Marine renewables platform tested on Loch Etive is Canada-bound

Want to read more?

We value our content  and access to our full site is  only available with a  subscription. Your subscription entitles you to 7-day-a-week access to our website, plus a full digital copy of that week’s paper to read on your pc/mac or mobile device In addition your subscription includes access to digital archive copies from 2006 onwards

Just want to read one issue? No problem you can subscribe for just one week (or longer if you wish)

Already a subscriber?


Subscribe Now

A Taynuilt-based aquaculture company has played its part in testing a major new marine renewables project now on its way to Nova Scotia.

Workers from Dawnfresh, the UK’s largest trout farming company, used their boats to help install and later remove the PLAT-I marine renewables test platform on Loch Etive.

PLAT-I is a floating multi-hull boat-type structure that has turbines underneath which spin with the incoming tidal flow and generate power.
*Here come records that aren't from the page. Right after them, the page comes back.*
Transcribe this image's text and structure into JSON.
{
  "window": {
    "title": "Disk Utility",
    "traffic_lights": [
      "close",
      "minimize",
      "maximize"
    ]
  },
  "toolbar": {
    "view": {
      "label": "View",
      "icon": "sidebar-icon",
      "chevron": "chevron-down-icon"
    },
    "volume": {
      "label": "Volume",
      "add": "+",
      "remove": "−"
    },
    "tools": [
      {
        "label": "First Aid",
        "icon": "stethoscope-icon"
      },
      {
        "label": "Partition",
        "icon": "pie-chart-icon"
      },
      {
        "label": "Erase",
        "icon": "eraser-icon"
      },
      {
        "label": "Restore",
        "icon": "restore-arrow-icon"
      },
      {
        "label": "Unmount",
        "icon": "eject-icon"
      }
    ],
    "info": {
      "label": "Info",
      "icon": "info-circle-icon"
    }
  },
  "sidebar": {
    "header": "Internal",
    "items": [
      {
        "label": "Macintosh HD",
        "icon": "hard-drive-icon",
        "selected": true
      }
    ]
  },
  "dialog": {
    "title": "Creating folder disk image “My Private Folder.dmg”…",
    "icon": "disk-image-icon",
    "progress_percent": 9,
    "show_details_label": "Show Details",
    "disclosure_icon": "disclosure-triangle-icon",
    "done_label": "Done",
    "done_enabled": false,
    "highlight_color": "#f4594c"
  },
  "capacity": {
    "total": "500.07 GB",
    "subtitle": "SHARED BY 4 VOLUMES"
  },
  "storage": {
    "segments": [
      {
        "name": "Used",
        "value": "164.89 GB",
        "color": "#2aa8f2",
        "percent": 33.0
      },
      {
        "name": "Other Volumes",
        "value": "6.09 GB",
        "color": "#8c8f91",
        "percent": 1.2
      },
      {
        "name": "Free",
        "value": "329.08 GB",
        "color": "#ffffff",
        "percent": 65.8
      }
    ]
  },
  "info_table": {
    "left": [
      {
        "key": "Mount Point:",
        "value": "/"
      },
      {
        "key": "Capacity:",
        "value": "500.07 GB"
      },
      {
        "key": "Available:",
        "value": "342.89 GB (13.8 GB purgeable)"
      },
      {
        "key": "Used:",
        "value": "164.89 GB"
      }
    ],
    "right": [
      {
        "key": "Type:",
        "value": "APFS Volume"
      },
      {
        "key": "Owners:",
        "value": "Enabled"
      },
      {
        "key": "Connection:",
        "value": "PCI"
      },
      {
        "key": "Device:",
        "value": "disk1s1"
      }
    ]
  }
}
Sustainable Marine Energy is now preparing to ship the platform to Nova Scotia and install it for a second phase of testing in the harsher Canadian climates.

Greig MacPhail, seawater production manager at Dawnfresh Farming, said: ‘We have fish farm sites at Loch Etive so were happy to assist Sustainable Marine Energy with moving its PLAT-I tidal energy platform from its moorings on the loch.

‘It is great to see Argyll leading the way in another marine-based industry in Scotland. Lochs and the wider marine environment have always been important to the local economy and community and it is important we use these valuable resources as sensitively as possible for the widest local benefit.’

Dawnfresh is one of the UK’s largest producers of fish and seafood working with the country’s largest retailers and food service companies as a supplier, and through producing and developing its own brands.